# Problem details:
Please copy every line from the records below that contains the string "Marcel".

(Records for this task)

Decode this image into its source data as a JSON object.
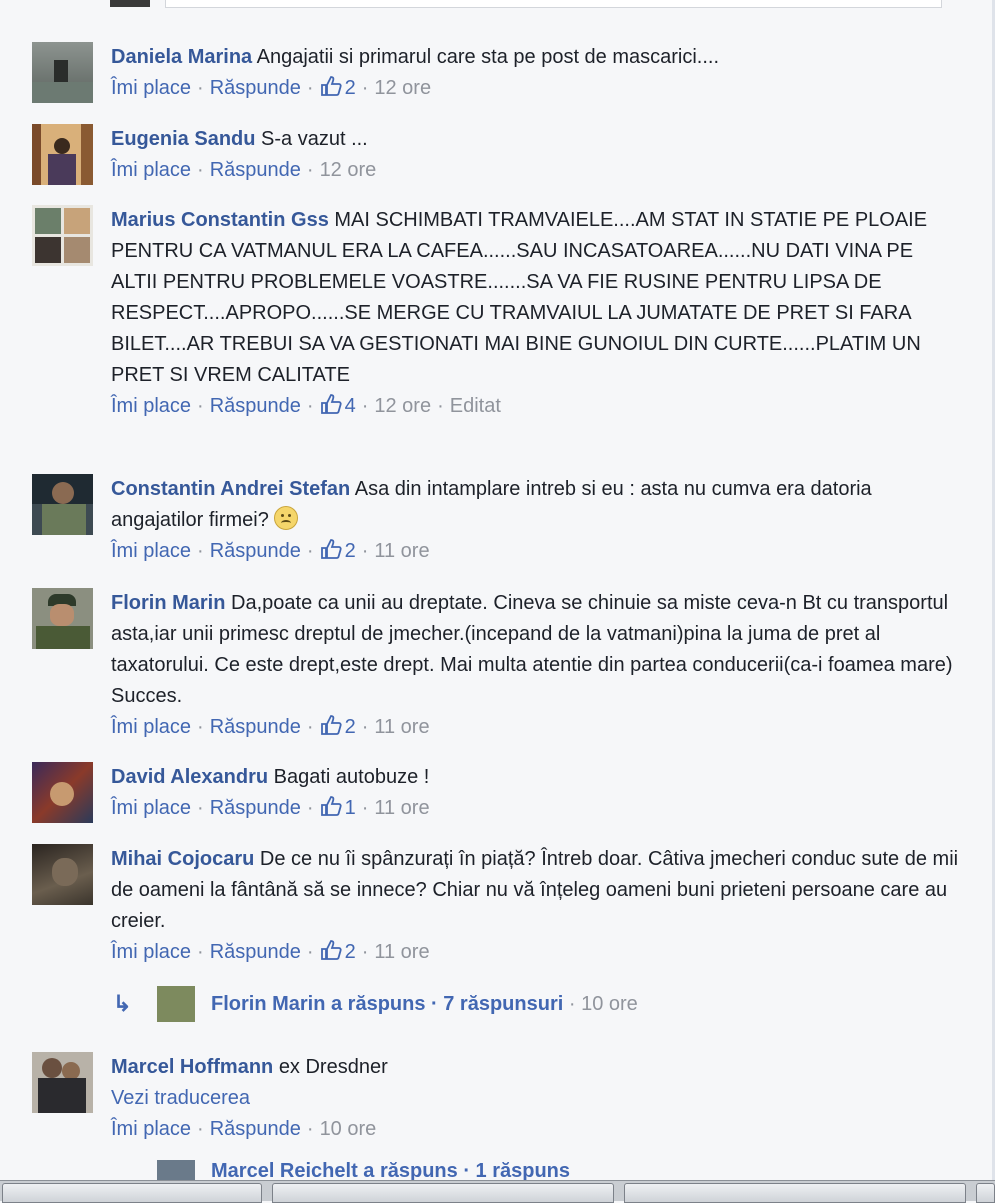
{
  "comments": [
    {
      "name": "Daniela Marina",
      "text": "Angajatii si primarul care sta pe post de mascarici....",
      "like_label": "Îmi place",
      "reply_label": "Răspunde",
      "likes": "2",
      "time": "12 ore"
    },
    {
      "name": "Eugenia Sandu",
      "text": "S-a vazut ...",
      "like_label": "Îmi place",
      "reply_label": "Răspunde",
      "time": "12 ore"
    },
    {
      "name": "Marius Constantin Gss",
      "text": "MAI SCHIMBATI TRAMVAIELE....AM STAT IN STATIE PE PLOAIE PENTRU CA VATMANUL ERA LA CAFEA......SAU INCASATOAREA......NU DATI VINA PE ALTII PENTRU PROBLEMELE VOASTRE.......SA VA FIE RUSINE PENTRU LIPSA DE RESPECT....APROPO......SE MERGE CU TRAMVAIUL LA JUMATATE DE PRET SI FARA BILET....AR TREBUI SA VA GESTIONATI MAI BINE GUNOIUL DIN CURTE......PLATIM UN PRET SI VREM CALITATE",
      "like_label": "Îmi place",
      "reply_label": "Răspunde",
      "likes": "4",
      "time": "12 ore",
      "edited": "Editat"
    },
    {
      "name": "Constantin Andrei Stefan",
      "text": "Asa din intamplare intreb si eu : asta nu cumva era datoria angajatilor firmei?",
      "like_label": "Îmi place",
      "reply_label": "Răspunde",
      "likes": "2",
      "time": "11 ore"
    },
    {
      "name": "Florin Marin",
      "text": "Da,poate ca unii au dreptate. Cineva se chinuie sa miste ceva-n Bt cu transportul asta,iar unii primesc dreptul de jmecher.(incepand de la vatmani)pina la juma de pret al taxatorului. Ce este drept,este drept. Mai multa atentie din partea conducerii(ca-i foamea mare) Succes.",
      "like_label": "Îmi place",
      "reply_label": "Răspunde",
      "likes": "2",
      "time": "11 ore"
    },
    {
      "name": "David Alexandru",
      "text": "Bagati autobuze !",
      "like_label": "Îmi place",
      "reply_label": "Răspunde",
      "likes": "1",
      "time": "11 ore"
    },
    {
      "name": "Mihai Cojocaru",
      "text": "De ce nu îi spânzurați în piață? Întreb doar. Câtiva jmecheri conduc sute de mii de oameni la fântână să se innece? Chiar nu vă înțeleg oameni buni prieteni persoane care au creier.",
      "like_label": "Îmi place",
      "reply_label": "Răspunde",
      "likes": "2",
      "time": "11 ore"
    },
    {
      "name": "Marcel Hoffmann",
      "text": "ex Dresdner",
      "translate": "Vezi traducerea",
      "like_label": "Îmi place",
      "reply_label": "Răspunde",
      "time": "10 ore"
    }
  ],
  "reply_thread": {
    "text": "Florin Marin a răspuns · 7 răspunsuri",
    "time": "10 ore"
  },
  "partial_reply": {
    "text": "Marcel Reichelt a răspuns · 1 răspuns"
  },
  "colors": {
    "name": "#365899",
    "link": "#4267b2",
    "meta": "#90949c",
    "text": "#1d2129",
    "background": "#f6f7f9"
  }
}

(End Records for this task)

# Answer to this problem:
      "name": "Marcel Hoffmann",
    "text": "Marcel Reichelt a răspuns · 1 răspuns"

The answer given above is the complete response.